Ivereigh does not mention this. But it is here, in the secret consultations that precede the appointment of every new bishop, that Jesuit superior general Kolvenbach set down in writing his negative judgment on the appointment of Bergoglio. He was not heeded. But there is one episode immediately after the consecration of Bergoglio as bishop, in the summer of 1992, that shows how bitter the discord between the two remains.
While waiting for his new residence to be prepared, Bergoglio was accommodated at the house of the Jesuit curia of Buenos Aires, where in the meantime his archenemy García-Mata had become provincial.
“But it wasn’t an easy relationship. Bergoglio blamed García-Mata for defaming him in a report the provincial had written to Rome – the report was secret, but one of the consultors had informed Bergoglio – while García-Mata felt threatened by Bergoglio’s popularity among the younger Jesuits.”
The weeks went by and Bergoglio was for García-Mata an ever more “interfering” presence. Until on July 31, the feast of Saint Ignatius, the provincial hinted that he should leave. “But I’m very comfortable here,” Bergoglio answered.
“If he wanted him out, said Bergoglio, he should inform him formally. So García-Mata wrote to Father Kolvenbach, who backed the provincial, who left the general’s letter in Bergoglio’s room.
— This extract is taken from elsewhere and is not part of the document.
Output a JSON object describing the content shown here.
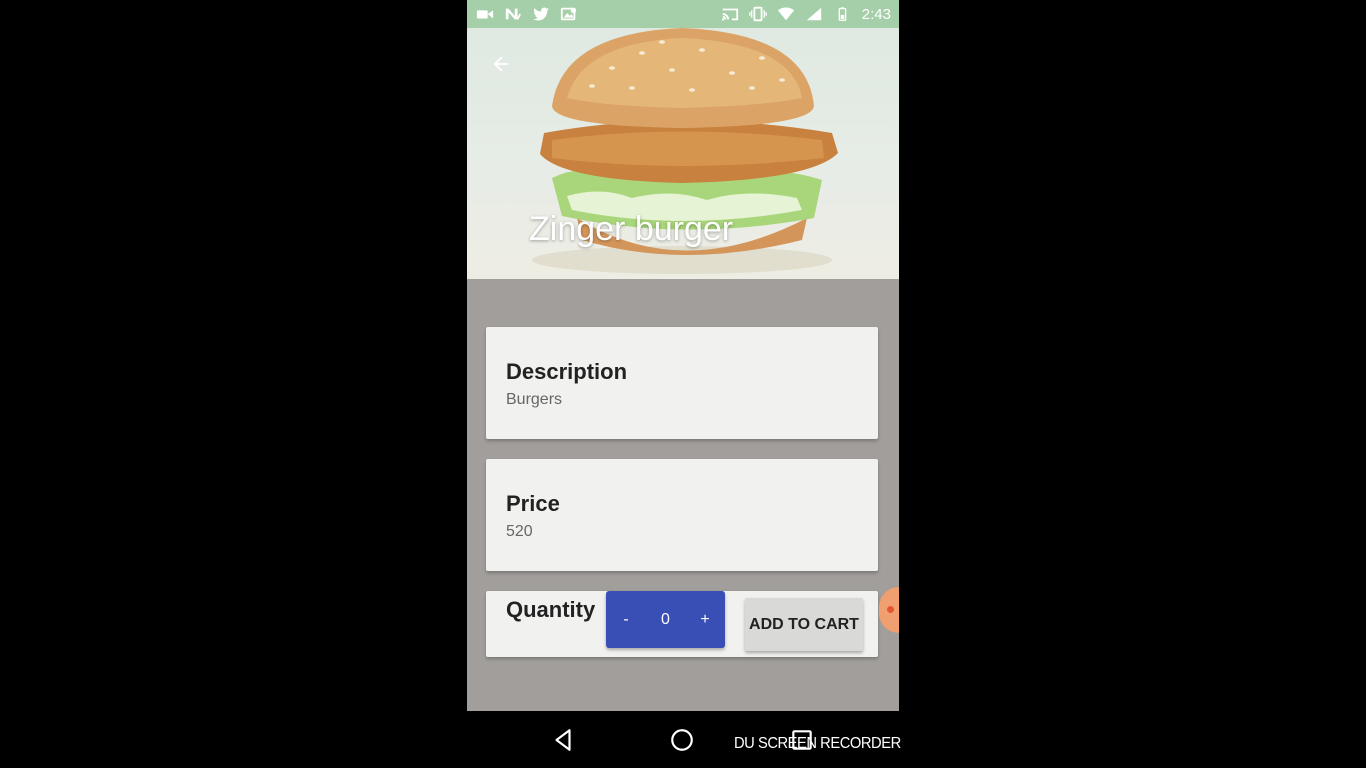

García-Mata received a written response in return, in which Bergoglio gave the date of his departure.”
Against this background one can understand why from them on, during his many trips to Rome, Bergoglio never set foot in the curia generalizia of the Jesuits, staying instead at the clerical residence on Via della Scrofa, nor did he ever speak with Kolvenbach.
In order to be reconciled with the Society of Jesus, in short, the first Jesuit pope in history had to do nothing less than precisely that, be elected pope.
But today we know about the preceding conflict almost exclusively from his point of view, mediated by his biographer friends.
The point of view of the others, starting with the judgment of his general from a quarter of a century ago, is still to a large extent unknown to us.
(English translation by Matthew Sherry, Ballwin, Missouri, U.S.A.)